This simple exercise will quickly get you up and started with It will, of course, not cover all the details, but will get you up to speed with the more common tasks of device provisioning, development and management.

1. Create an organization

All your devices, firmware images and services are all going to belong to an Organization. The is also the level from where you may add friends and co-workers to share you work. In the future, you may want to have multiple organizations, but let’s not get ahead of ourselves.

Begin by creating an account. Click Register in the upper right corner, provide your name, email and password. Accept the license and GDPR stuff and proceed accepting the request sent to your email.

This will take you to the step of creating your Organization. Begin by giving it a name and a description. Next, you should pick your IoT hub of choice. This assumes you already have an IoT Hub. If you don’t, and just want to get a feel for it, select “Option 1 Use ©”.

For more information about Organizations: What is an Organization?

2. create your first node

A Node is the agent hosted on your physical device, and is responsible for communicating with The Node is also responsible for running your Services, but more on Services in a little bit. -First, we need to create the Node in the portal.

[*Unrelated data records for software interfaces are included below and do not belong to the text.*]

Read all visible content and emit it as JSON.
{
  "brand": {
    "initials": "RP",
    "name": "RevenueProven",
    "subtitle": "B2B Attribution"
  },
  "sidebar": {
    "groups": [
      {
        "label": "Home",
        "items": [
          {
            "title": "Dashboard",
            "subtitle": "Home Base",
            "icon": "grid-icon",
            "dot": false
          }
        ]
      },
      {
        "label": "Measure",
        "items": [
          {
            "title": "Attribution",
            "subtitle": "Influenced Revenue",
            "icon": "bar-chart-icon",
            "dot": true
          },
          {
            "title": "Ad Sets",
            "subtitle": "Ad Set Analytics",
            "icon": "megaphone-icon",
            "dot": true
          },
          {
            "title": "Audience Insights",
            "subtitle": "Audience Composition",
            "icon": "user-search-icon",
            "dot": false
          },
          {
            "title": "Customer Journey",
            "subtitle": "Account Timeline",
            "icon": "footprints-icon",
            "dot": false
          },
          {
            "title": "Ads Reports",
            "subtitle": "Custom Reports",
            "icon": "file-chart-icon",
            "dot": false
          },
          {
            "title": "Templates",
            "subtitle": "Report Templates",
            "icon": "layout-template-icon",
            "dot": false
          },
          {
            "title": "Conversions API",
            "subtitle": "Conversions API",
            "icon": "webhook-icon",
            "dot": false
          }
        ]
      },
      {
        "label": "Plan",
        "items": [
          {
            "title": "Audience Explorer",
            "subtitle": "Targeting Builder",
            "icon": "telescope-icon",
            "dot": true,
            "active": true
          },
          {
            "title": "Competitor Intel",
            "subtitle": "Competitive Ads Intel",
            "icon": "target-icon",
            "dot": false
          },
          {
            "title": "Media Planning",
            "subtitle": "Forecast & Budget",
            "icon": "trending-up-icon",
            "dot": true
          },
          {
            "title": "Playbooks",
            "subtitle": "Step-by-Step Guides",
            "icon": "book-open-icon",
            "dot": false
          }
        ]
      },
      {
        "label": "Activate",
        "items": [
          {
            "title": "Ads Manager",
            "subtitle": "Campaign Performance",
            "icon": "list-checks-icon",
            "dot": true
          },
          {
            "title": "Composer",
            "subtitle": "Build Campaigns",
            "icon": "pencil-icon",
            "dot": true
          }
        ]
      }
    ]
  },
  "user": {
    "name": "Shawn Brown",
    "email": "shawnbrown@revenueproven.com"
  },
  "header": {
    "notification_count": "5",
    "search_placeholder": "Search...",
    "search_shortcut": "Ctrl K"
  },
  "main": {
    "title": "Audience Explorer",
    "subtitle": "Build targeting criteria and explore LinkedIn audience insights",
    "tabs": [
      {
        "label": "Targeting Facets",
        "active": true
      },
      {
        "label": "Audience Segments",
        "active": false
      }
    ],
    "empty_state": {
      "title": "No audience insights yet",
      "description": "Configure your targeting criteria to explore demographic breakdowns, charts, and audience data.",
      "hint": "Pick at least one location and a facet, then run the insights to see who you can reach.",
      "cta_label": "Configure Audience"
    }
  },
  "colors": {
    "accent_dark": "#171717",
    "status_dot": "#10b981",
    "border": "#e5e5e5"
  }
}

Head over to the Nodes page, Click the “CREATE NEW NODE” button on the top. Give your Node a name and description. Don’t worry about Templates for now, just hit “CREATE”. This takes you back to the Nodes page where your new Node should be visible in the list.

If you set up your organization using your own IoT Hub, you can visit your IoT Hub page and notice it has been created there as well.

Next it's time to install the Node on your device.

For more information about Nodes: What is a Node?

3. prepare your device comes with support for many different devices, operating systems and platforms. As the purpose of the exercise is merely to get you started, we will not cover them all here. If you have access to a device running Linux or Windows, use that device. Otherwise, you can use your laptop as a device and install the Node there. supports two different application platforms; ARM MBed and Node.js. For this exercise we’re going to use the latter. Node.js is an application platform allowing you to build applications using JavaScript. Not only is this a Node.js running on almost any platform, -JavaScript is an easy language to learn, perhaps you already do.

First let’s install Node.js. Browse to and select the either the current- or LTS (Long Time Support) version and install it. For more details on how to install Node.js, visit guide on installing Node.js.

Next, install the microservicebus-node package by opening a console or a terminal and type:

> npm install microservicebus-node

4. start your device

Before we can start the Node, we need to give it its identity. In production scenarios, this is usually an automated process of white-listing a series of Nodes beforehand. However, for developing purposes, you can also provision a Node using a verification code. The code is only used the first time the Node signs in, after which it will be provided its identity and security tokens.

At the bottom of the node page, hit the “GENERATE” button and copy the code. Go back to the console or terminal. In the directory where you installed microservicebus-node, type the following:

> cd /node_modules/microservicebus-node

> node start -c [YOUR CODE] -n [NAME OF YOUR NODE]

The Node should now start up and continue the installation process before getting online. This process may take a couple of minutes before it should come online in the portal.

Learn more about the options of installing Nodes: Installing microServiceBus-node

5. create a flow

With your Organization created and your Node up and running – it’s time to make it do something fun., as the name implies, is all about Services. You can easily create and deploy your own Services or use any of the many already existing. In this exercise you’re going to be using a Services reading from a simulated temperature sensor.

Flows are used for composing Services so that they can work together. In this case, you’re going to build a Flow that reads the temperature using one Service and then passing the reading to another Services that sends the reading to your IoT Hub.